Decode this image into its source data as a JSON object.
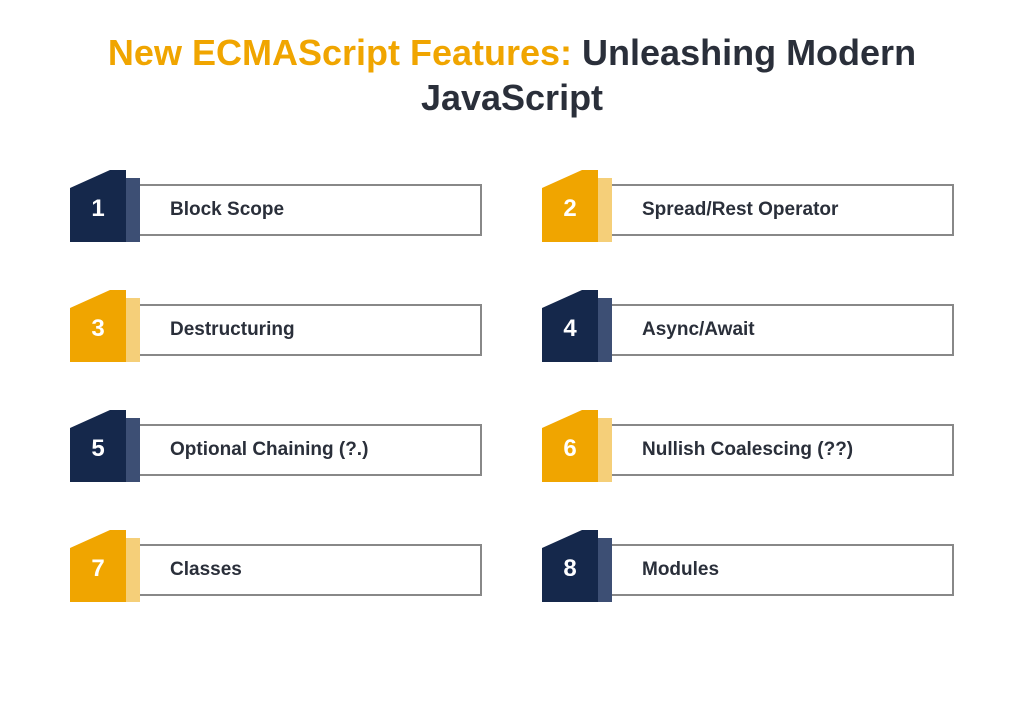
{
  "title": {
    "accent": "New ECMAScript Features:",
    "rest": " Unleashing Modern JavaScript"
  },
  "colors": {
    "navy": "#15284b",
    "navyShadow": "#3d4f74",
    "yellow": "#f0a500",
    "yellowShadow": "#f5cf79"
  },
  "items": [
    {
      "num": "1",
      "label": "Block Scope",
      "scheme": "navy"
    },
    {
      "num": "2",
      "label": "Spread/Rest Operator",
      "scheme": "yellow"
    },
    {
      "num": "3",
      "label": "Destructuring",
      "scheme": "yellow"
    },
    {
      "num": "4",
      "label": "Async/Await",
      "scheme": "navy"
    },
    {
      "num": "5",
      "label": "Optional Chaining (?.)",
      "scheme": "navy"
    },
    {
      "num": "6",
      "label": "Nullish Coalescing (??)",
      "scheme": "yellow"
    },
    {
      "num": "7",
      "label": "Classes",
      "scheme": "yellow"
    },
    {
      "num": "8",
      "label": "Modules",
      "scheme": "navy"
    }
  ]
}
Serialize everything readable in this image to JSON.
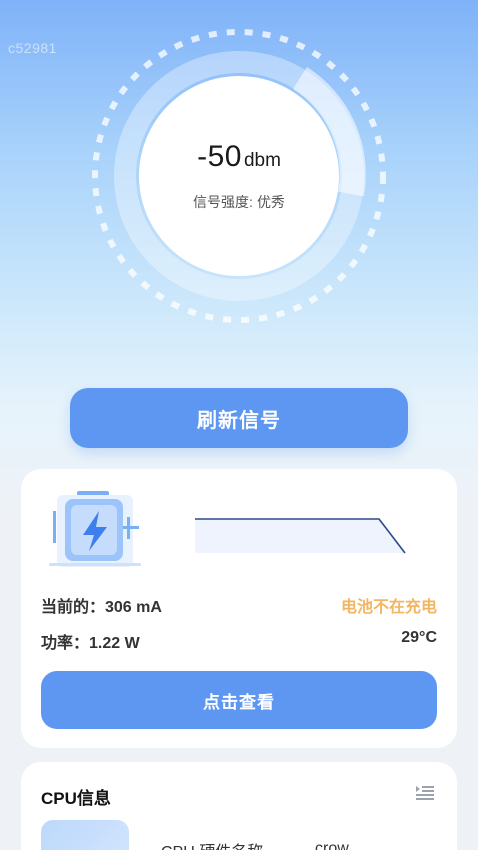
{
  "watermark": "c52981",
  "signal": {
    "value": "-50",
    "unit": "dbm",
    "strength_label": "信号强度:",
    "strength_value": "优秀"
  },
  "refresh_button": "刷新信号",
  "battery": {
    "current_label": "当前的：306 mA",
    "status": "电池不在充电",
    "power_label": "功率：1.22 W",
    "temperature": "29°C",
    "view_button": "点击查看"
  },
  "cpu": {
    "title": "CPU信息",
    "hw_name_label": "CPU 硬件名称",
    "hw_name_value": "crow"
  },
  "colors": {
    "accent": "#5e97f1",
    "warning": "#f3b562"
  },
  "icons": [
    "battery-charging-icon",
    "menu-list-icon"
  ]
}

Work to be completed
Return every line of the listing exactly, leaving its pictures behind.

Exercise output
Decode this image into its source data as a JSON object.
{
  "title": {
    "accent": "New ECMAScript Features:",
    "rest": " Unleashing Modern JavaScript"
  },
  "colors": {
    "navy": "#15284b",
    "navyShadow": "#3d4f74",
    "yellow": "#f0a500",
    "yellowShadow": "#f5cf79"
  },
  "items": [
    {
      "num": "1",
      "label": "Block Scope",
      "scheme": "navy"
    },
    {
      "num": "2",
      "label": "Spread/Rest Operator",
      "scheme": "yellow"
    },
    {
      "num": "3",
      "label": "Destructuring",
      "scheme": "yellow"
    },
    {
      "num": "4",
      "label": "Async/Await",
      "scheme": "navy"
    },
    {
      "num": "5",
      "label": "Optional Chaining (?.)",
      "scheme": "navy"
    },
    {
      "num": "6",
      "label": "Nullish Coalescing (??)",
      "scheme": "yellow"
    },
    {
      "num": "7",
      "label": "Classes",
      "scheme": "yellow"
    },
    {
      "num": "8",
      "label": "Modules",
      "scheme": "navy"
    }
  ]
}
Serialize everything readable in this image to JSON.
{
  "watermark": "c52981",
  "signal": {
    "value": "-50",
    "unit": "dbm",
    "strength_label": "信号强度:",
    "strength_value": "优秀"
  },
  "refresh_button": "刷新信号",
  "battery": {
    "current_label": "当前的：306 mA",
    "status": "电池不在充电",
    "power_label": "功率：1.22 W",
    "temperature": "29°C",
    "view_button": "点击查看"
  },
  "cpu": {
    "title": "CPU信息",
    "hw_name_label": "CPU 硬件名称",
    "hw_name_value": "crow"
  },
  "colors": {
    "accent": "#5e97f1",
    "warning": "#f3b562"
  },
  "icons": [
    "battery-charging-icon",
    "menu-list-icon"
  ]
}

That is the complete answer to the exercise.